INFORMATION SUPPLIED START

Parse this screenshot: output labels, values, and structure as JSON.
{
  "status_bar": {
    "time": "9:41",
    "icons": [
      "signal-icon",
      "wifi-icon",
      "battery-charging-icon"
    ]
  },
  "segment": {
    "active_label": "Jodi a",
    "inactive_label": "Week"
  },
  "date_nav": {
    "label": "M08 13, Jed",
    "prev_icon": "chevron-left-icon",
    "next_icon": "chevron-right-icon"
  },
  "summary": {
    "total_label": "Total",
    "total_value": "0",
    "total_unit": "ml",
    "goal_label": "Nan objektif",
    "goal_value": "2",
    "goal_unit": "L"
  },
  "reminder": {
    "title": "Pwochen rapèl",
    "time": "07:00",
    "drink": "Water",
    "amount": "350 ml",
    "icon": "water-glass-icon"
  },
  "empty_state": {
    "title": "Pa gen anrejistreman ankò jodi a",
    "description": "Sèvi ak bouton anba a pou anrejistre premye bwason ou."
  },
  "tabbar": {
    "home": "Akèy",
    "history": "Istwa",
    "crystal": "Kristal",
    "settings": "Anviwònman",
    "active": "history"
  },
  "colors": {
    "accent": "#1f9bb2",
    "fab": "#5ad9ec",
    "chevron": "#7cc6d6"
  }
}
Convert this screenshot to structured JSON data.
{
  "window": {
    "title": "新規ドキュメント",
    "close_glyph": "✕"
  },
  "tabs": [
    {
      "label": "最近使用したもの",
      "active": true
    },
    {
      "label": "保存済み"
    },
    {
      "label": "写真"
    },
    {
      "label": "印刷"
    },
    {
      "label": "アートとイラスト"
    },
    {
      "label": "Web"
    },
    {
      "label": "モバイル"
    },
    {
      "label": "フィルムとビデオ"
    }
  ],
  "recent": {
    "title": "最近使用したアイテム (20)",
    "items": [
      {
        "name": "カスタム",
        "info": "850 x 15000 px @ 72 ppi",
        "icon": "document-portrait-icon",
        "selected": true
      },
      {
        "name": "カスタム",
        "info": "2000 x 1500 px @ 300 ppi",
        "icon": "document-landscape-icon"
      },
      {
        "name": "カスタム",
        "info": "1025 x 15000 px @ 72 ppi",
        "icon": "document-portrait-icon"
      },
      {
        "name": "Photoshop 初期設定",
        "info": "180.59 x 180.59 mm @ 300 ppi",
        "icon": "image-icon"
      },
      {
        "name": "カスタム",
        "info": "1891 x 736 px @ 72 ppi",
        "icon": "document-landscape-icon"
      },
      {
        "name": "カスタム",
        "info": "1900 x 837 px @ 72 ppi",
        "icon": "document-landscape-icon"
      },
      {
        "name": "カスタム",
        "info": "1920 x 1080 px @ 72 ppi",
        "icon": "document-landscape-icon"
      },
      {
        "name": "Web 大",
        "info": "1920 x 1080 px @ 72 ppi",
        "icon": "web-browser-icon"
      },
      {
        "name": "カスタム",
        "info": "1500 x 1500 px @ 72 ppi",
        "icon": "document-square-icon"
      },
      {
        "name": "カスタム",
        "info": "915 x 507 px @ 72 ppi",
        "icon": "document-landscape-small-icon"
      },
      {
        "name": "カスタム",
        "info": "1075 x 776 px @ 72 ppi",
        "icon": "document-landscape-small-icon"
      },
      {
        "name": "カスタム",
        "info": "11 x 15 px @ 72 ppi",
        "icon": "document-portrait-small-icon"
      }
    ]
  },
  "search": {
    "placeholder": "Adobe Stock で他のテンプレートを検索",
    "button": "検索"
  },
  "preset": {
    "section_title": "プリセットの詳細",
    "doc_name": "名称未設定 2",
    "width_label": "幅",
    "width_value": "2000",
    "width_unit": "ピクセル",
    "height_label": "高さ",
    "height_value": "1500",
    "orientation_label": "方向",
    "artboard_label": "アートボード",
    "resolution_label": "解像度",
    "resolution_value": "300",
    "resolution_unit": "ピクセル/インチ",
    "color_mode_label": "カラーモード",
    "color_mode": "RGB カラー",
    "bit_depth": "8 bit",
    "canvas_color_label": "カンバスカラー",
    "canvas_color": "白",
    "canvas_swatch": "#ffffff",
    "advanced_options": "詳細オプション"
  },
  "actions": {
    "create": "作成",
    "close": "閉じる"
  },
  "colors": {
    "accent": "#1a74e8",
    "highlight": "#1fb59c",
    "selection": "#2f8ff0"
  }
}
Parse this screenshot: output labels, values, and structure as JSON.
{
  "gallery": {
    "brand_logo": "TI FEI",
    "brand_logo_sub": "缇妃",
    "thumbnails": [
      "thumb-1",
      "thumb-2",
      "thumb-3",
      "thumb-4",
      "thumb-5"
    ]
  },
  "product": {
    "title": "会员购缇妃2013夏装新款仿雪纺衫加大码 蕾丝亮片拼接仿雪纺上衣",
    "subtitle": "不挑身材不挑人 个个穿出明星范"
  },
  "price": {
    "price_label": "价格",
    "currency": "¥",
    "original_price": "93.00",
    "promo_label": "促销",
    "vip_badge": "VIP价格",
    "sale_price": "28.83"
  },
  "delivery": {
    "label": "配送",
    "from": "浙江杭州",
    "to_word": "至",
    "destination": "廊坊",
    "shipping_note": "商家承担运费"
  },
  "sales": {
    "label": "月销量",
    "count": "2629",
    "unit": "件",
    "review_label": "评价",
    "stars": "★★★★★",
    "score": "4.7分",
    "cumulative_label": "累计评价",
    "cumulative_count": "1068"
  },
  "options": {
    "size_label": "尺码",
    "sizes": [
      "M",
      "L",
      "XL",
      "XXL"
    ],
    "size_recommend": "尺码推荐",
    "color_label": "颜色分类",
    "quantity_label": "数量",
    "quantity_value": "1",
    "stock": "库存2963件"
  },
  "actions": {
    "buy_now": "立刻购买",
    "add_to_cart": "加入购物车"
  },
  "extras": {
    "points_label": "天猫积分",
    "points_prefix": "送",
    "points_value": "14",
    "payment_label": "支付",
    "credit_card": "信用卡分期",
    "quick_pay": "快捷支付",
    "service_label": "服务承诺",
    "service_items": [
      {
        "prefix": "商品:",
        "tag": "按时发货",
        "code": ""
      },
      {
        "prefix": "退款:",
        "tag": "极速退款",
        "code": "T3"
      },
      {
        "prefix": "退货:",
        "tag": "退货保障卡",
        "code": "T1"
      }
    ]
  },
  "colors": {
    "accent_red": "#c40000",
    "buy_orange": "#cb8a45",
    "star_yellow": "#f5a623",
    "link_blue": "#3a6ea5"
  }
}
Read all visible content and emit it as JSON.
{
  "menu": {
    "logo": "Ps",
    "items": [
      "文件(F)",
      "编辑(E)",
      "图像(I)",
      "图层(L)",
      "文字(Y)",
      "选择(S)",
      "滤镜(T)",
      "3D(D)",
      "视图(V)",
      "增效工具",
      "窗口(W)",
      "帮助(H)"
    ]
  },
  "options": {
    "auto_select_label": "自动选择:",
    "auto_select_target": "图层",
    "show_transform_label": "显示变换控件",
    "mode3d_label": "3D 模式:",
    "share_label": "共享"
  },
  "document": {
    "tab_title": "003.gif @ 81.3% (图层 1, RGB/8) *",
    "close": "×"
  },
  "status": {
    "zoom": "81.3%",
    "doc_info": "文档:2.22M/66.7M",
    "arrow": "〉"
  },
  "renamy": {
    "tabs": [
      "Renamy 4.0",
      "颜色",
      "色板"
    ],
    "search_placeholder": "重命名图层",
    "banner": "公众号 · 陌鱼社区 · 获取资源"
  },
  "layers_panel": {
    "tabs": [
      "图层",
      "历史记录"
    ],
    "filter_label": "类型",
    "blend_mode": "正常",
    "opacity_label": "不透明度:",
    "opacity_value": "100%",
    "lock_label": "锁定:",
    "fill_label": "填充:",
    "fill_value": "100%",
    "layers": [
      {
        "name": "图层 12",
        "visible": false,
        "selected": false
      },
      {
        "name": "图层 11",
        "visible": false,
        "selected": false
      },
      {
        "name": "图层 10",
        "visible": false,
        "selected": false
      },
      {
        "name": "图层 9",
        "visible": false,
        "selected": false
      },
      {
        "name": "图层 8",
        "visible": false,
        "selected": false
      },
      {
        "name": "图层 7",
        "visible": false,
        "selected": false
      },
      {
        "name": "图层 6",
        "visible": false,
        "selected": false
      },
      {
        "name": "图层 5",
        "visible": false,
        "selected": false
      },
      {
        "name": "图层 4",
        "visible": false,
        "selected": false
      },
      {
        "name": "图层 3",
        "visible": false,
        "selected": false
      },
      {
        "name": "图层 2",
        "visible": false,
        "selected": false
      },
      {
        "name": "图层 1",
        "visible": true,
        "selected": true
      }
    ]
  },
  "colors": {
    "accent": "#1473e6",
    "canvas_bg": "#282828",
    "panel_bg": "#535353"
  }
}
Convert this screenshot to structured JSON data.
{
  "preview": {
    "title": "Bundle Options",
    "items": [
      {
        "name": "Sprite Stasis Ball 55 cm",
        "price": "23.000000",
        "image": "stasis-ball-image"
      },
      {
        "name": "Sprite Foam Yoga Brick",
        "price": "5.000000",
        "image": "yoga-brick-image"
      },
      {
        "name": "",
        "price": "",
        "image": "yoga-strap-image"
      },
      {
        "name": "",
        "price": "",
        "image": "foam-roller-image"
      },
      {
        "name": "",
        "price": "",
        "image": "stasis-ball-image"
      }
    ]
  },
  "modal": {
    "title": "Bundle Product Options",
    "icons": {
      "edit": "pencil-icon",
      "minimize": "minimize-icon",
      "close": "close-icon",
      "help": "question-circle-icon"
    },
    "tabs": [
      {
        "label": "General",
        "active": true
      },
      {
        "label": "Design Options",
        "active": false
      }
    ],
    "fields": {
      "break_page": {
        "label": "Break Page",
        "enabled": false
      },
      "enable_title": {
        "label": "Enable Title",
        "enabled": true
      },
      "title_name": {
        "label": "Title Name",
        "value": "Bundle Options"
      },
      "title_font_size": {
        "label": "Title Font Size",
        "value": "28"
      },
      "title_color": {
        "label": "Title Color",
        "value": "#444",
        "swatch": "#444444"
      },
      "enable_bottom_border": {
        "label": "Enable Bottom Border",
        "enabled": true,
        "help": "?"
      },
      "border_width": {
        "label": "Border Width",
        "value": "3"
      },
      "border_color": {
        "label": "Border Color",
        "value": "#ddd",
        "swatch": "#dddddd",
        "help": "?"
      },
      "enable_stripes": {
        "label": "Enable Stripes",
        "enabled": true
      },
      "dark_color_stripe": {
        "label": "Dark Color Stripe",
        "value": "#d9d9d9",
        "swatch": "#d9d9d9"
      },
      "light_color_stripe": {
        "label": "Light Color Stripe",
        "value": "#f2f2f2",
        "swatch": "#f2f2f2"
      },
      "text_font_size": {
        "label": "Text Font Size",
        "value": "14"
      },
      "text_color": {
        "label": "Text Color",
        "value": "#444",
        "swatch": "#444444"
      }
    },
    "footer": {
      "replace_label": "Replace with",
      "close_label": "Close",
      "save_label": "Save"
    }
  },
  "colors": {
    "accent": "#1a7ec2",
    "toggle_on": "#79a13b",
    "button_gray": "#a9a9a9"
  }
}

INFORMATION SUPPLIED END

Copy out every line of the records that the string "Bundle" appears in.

▶ _RESULT OF THIS EXERCISE_:
    "title": "Bundle Options",
    "title": "Bundle Product Options",
        "value": "Bundle Options"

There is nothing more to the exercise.